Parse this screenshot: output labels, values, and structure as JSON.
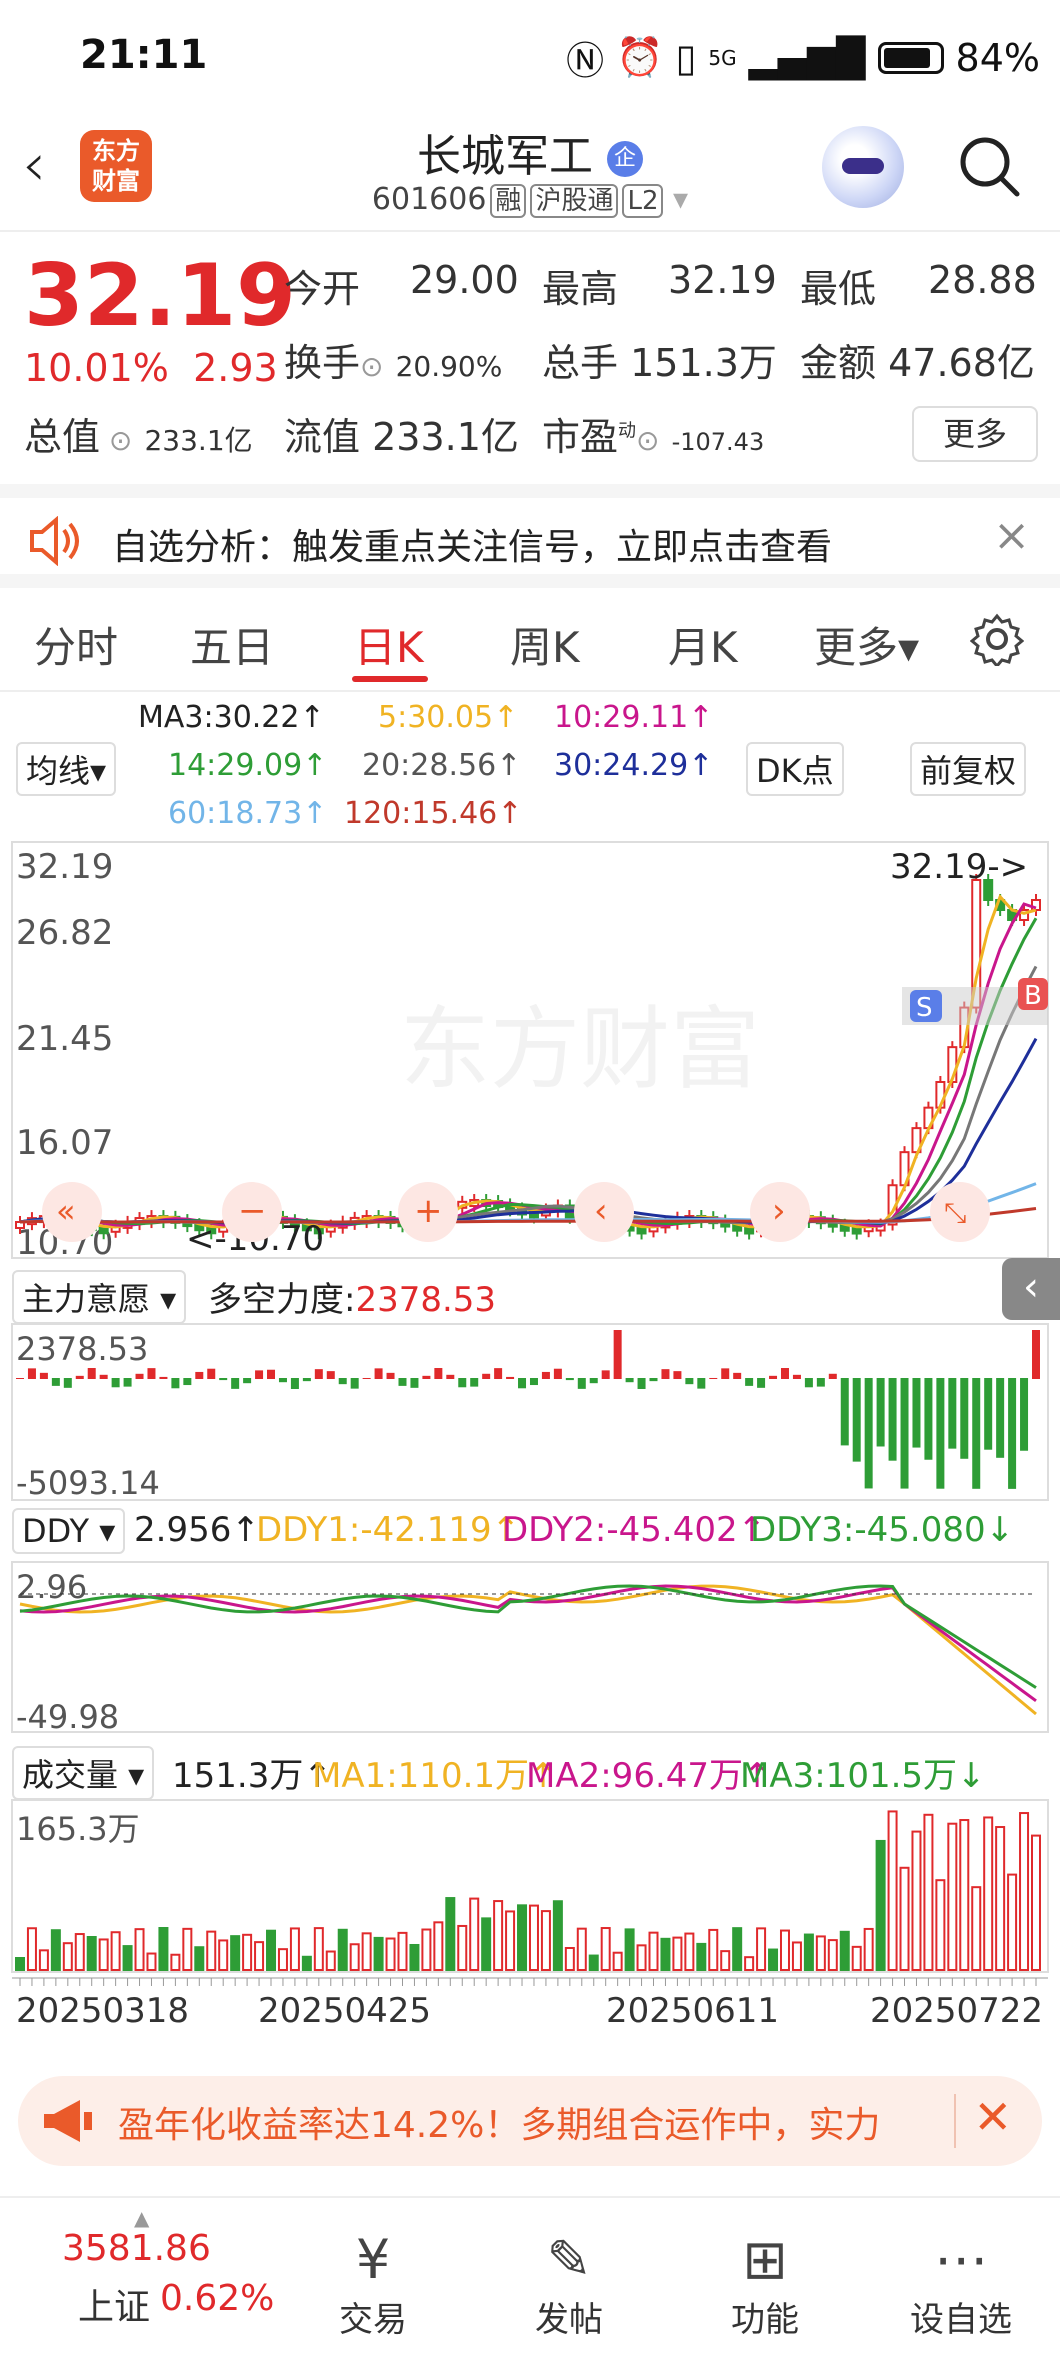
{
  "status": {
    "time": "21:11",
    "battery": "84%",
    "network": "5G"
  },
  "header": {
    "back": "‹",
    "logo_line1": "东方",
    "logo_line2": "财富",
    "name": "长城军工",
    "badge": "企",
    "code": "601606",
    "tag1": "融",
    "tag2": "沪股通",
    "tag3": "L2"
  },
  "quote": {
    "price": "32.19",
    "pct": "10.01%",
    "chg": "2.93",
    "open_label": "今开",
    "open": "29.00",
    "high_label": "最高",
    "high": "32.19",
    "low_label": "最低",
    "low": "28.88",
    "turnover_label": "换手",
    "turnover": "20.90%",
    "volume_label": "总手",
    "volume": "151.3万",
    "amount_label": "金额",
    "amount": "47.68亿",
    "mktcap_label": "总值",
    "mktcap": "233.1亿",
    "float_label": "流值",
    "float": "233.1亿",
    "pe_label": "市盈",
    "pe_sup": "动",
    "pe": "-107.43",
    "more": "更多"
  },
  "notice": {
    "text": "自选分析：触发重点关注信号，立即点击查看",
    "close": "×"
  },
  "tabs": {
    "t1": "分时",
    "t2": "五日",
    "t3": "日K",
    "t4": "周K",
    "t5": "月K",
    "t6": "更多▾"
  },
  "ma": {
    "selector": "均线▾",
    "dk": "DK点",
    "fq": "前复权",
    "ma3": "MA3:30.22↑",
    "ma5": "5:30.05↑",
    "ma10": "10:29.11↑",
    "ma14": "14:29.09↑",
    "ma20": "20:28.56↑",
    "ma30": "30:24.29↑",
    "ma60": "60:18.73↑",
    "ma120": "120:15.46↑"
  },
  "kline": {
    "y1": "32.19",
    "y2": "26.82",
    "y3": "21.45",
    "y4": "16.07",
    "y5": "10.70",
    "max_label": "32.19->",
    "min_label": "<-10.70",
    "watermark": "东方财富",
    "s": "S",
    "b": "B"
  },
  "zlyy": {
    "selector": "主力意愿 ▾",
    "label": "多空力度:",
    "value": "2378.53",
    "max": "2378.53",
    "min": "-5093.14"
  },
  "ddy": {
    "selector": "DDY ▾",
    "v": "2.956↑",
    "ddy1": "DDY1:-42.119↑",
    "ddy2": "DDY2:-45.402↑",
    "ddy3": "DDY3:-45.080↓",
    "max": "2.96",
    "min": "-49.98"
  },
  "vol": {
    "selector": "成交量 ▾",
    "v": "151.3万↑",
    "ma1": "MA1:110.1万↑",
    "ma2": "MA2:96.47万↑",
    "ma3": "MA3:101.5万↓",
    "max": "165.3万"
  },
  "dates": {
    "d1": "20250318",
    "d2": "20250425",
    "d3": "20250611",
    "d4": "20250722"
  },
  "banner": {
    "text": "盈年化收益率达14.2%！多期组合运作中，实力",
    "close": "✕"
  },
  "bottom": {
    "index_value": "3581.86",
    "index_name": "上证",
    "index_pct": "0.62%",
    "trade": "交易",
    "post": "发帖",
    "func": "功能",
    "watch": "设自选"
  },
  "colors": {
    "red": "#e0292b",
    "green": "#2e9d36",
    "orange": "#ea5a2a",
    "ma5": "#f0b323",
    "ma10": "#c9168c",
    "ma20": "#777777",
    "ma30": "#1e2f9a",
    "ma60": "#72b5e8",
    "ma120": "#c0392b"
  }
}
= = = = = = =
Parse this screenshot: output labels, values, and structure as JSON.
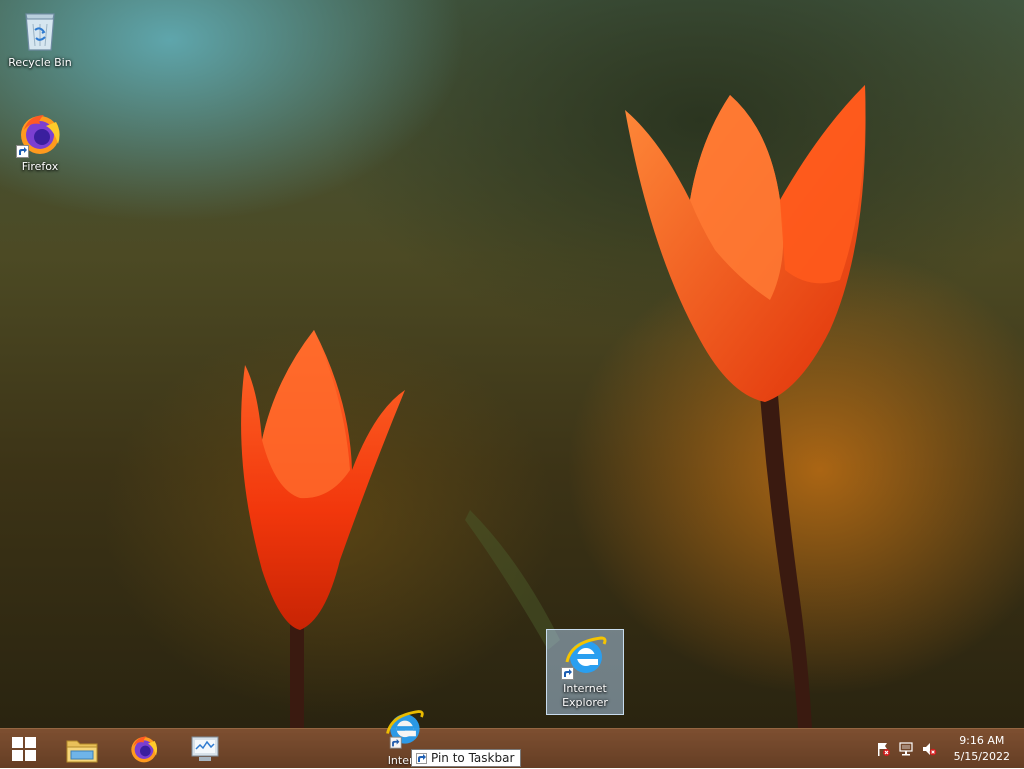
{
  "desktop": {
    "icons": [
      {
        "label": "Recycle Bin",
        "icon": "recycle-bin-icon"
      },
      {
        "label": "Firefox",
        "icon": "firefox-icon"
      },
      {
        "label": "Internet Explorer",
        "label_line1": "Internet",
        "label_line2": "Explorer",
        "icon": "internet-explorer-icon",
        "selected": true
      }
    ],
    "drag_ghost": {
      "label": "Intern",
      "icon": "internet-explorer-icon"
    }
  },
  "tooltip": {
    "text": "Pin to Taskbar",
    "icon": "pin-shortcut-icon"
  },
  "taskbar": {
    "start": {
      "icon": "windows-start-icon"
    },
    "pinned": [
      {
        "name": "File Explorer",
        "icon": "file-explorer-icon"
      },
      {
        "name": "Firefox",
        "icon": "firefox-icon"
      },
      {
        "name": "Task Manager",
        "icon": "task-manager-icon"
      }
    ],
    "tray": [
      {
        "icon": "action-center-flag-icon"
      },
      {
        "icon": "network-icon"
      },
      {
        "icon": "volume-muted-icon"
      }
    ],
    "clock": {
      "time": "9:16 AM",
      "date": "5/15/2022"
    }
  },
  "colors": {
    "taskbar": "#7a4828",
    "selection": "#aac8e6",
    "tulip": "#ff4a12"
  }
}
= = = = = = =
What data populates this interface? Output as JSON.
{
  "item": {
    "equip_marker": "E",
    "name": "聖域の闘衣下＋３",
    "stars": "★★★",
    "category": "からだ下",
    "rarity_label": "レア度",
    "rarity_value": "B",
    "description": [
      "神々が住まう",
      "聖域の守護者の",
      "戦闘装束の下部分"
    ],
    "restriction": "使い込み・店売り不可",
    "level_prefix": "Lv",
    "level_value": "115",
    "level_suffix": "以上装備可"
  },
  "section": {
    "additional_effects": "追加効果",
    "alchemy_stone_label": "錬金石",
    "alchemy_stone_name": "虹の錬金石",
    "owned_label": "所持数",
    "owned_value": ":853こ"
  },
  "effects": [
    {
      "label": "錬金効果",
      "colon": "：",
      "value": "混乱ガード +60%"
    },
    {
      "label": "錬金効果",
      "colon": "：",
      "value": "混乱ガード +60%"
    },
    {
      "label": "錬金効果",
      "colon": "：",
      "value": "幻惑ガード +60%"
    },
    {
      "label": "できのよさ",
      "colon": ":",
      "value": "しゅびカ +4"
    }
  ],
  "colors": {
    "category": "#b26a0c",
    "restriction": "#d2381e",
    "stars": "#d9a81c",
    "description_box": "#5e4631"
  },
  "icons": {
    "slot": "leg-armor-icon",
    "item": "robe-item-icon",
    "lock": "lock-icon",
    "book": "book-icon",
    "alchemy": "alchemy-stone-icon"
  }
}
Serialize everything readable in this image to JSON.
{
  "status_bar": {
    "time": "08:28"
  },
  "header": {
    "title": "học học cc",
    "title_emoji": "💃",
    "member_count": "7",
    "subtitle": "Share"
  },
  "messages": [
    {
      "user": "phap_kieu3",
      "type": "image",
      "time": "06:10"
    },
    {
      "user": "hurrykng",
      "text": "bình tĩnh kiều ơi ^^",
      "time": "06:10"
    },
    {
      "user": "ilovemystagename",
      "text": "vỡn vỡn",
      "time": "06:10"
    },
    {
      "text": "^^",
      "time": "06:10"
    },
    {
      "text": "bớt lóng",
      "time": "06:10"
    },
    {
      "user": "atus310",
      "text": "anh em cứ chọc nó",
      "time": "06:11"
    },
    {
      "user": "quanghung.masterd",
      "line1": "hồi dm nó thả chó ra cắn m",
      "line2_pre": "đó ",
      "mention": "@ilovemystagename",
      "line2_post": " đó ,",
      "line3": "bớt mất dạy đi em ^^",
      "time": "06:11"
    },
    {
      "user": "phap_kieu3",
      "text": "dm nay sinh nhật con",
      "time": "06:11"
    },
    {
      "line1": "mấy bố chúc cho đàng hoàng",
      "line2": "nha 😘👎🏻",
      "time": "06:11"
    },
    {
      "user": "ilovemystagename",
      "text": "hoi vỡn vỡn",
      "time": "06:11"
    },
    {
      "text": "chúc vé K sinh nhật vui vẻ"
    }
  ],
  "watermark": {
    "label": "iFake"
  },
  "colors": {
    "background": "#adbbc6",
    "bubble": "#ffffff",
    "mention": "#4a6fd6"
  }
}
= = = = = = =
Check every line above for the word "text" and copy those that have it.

▸ SOLUTION TO THE EXERCISE
    "text": "自选分析：触发重点关注信号，立即点击查看",
    "text": "盈年化收益率达14.2%！多期组合运作中，实力",
    "text": "Pin to Taskbar",
      "text": "bình tĩnh kiều ơi ^^",
      "text": "vỡn vỡn",
      "text": "^^",
      "text": "bớt lóng",
      "text": "anh em cứ chọc nó",
      "text": "dm nay sinh nhật con",
      "text": "hoi vỡn vỡn",
      "text": "chúc vé K sinh nhật vui vẻ"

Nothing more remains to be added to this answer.